[/quote]I couldn’t have said it better myself: people are inherently tribalistic, xenophobic and reactionary. &quotThe person is smart, people are dumb panicky dangerous animals.&quot That’s precisely the purpose of a society - the social contract that binds the tribe together. There are two aspects to this. On the one hand, we don’t murder because we know that if we’re caught, the tribe will exact judgement on us. The risk tends to outweigh the benefit. On the other hand, we don’t make cost/benefit analyses for murdering the people around us; we just don’t think about murdering them, even if they annoy or frustrate us. We’ve been interpellated with this inhibition to not murder fellow humans - it’s a part of the culture and society around us. By integrating the Clay Men into society, they become part of the tribe. By contributing to the economy as free agents, they become more trusted. There will be those who they displace, and there will inevitably be tension there, but that does not equate to full-blown class warfare.

Humans may be tribalistic to a fault, but do not underestimate the capability of humans to adapt to their surroundings. Consider the case of racial minorities in the western world. Asians went from savage apes of the Orient to accusations of being &quotthe privileged minority&quot. In the United States, racism against the Irish went from fear and mistrust (even considered worse than the enslaved African races) - an attitude that persisted into the past half century - to being viewed as part of the dominant &quotwhite&quot race. There were not violent uprisings that placed them into power, even though there was and continues to be significant racial tension. You assume that &quothostilities&quot - which are inevitable - automatically lead to racial or class warfare, which has not been demonstrated to be accurate.

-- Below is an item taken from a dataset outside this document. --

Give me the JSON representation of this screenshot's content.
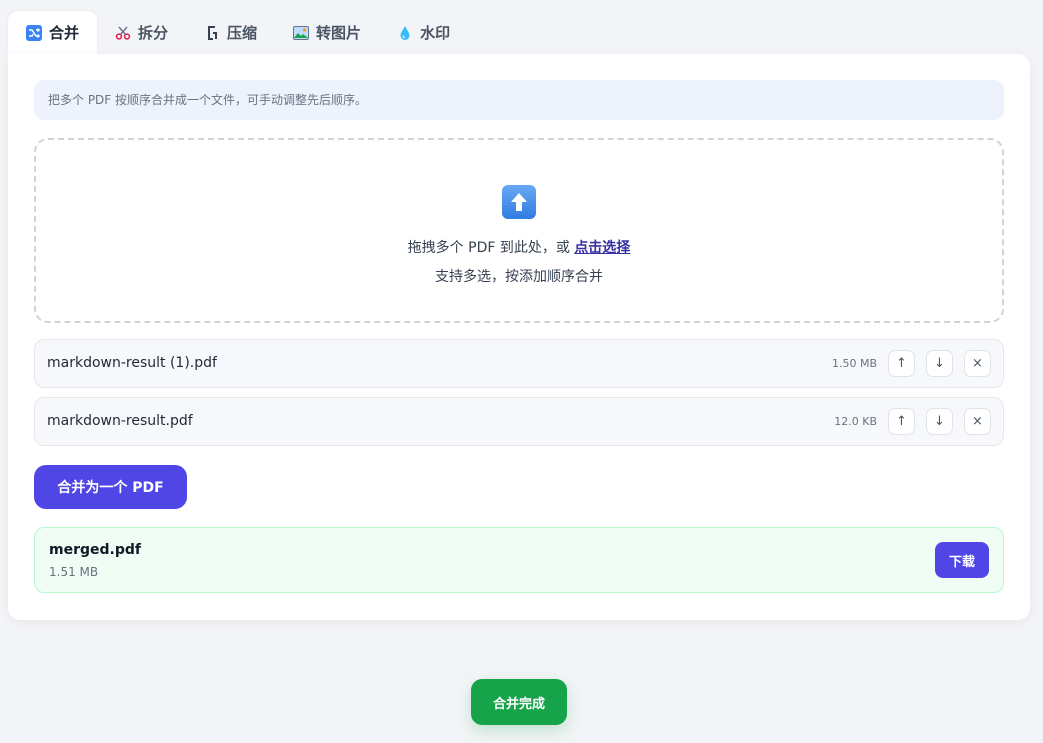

The Unfinished Men are only violent when they have a reason to be. Jasper and Frank are violent, yes, but that’s because their work is that of criminals. Giving Clay Men rights makes them less dangerous, as it makes them part of society, including the Unfinished ones, and it costs them to break the laws of society. On the other hand, if a Clay Man is banished from a typical means of work or purpose, some will likely turn to criminal work, making them more dangerous, not less. Giving Clay Men rights would make it less likely for them to show up to people’s houses and murder them, as you describe.

For now … but ‘waking’ large numbers of Clay Men might become the enterprise of Revolutionary groups, who, believing as you do, see Clay Man liberation as congruent with overthrow of society or by meddling would-be do-gooders such as myself. Reliance on hate-breeding oppression for safety, in an increasingly liberal milieu–as late 19th century Western society was–is untenable.

Although Clay Men may be more dangerous than humans, humans are really, really dangerous themselves. If independence is reserved only for those with little or no power to cause harm, then we should all be enslaved.

What does stop violence and tension between different groups of humans?